Two thirds (67%) think roads in their community can be dangerous for walking and cycling.

Two in five (41%) say they have been hit or nearly hit by a vehicle while on foot or bike.

That's why Brake is calling on all road users to look out for each other, and particularly urging drivers to protect people on foot and bike – by slowing down to 20mph in communities, looking longer and taking it slow at junctions and bends, and giving people plenty of room and consideration. See below for more advice and facts showing why these steps are important.

Julie Townsend, deputy chief executive, Brake, said: "When drivers use roads without care for others the consequences can be tragic and horrific – people killed and badly injured, lives ruined forever, because of a moment of impatience or selfishness. At Brake we witness the suffering that results, daily, through our work supporting people affected by road death and injury.

"And there are wider consequences if we don't look out for each other on roads – people afraid to walk and cycle or let their kids walk and cycle, and unable to get out and enjoy their community and live active lifestyles.

"That's why, instead of making our streets stressful, risky places, we're asking all road users to look out for and protect each other, particularly the most vulnerable – that means drivers sticking to 20 or below in towns and villages, looking carefully at junctions, and being considerate. Ultimately, we're all just human beings trying to get around, with equal right to use the roads, not competing tribes."

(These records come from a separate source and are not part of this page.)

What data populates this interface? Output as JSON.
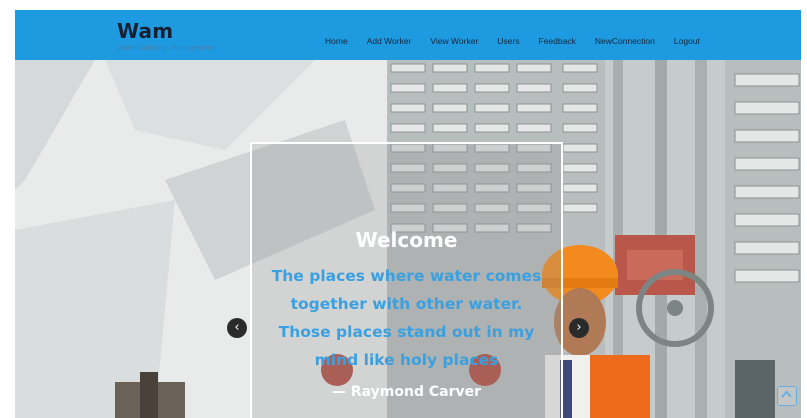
{
  "header": {
    "brand_name": "Wam",
    "brand_subtitle": "Water Authority Management",
    "nav_items": [
      "Home",
      "Add Worker",
      "View Worker",
      "Users",
      "Feedback",
      "NewConnection",
      "Logout"
    ]
  },
  "hero": {
    "title": "Welcome",
    "quote_lines": [
      "The places where water comes",
      "together with other water.",
      "Those places stand out in my",
      "mind like holy places"
    ],
    "author": "— Raymond Carver",
    "prev_icon": "chevron-left-icon",
    "next_icon": "chevron-right-icon"
  },
  "colors": {
    "navbar": "#1e9be0",
    "brand": "#172033",
    "quote": "#3aa0e0"
  }
}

Chief Constable Suzette Davenport, the Association of Chief Police Officers' national lead for roads policing, added: "Our officers and staff do a vital job in enforcing important safety laws and protecting the public on the roads. Road Safety Week is a great opportunity for forces and partners to engage with their local communities to deliver important road safety messages and undertake enforcement activities in support of Brake's week."

Road safety minister Robert Goodwill MP added his support, saying: "Britain has some of the safest roads in the world and improving safety is an absolute priority for this government. Cycling and walking are both great exercise and benefit our environment and economy, and I want more people to feel safe on our roads.

"This is why we have made significant investments in road safety and improved education resources for schools, made it easier for councils to introduce 20mph zones and increased fixed penalties for driving offences."

Peter Collins, group and UK head of corporate responsibility at RSA, commented: "A lack of patience or consideration for others on the roads can sometimes lead to dangerous, if not life threatening situations. Prevention is better than cure, so taking the time to look out for each other, being careful and considerate to all road users whether in vehicles, on bikes or on foot can help keep Britain's roads safe for everyone."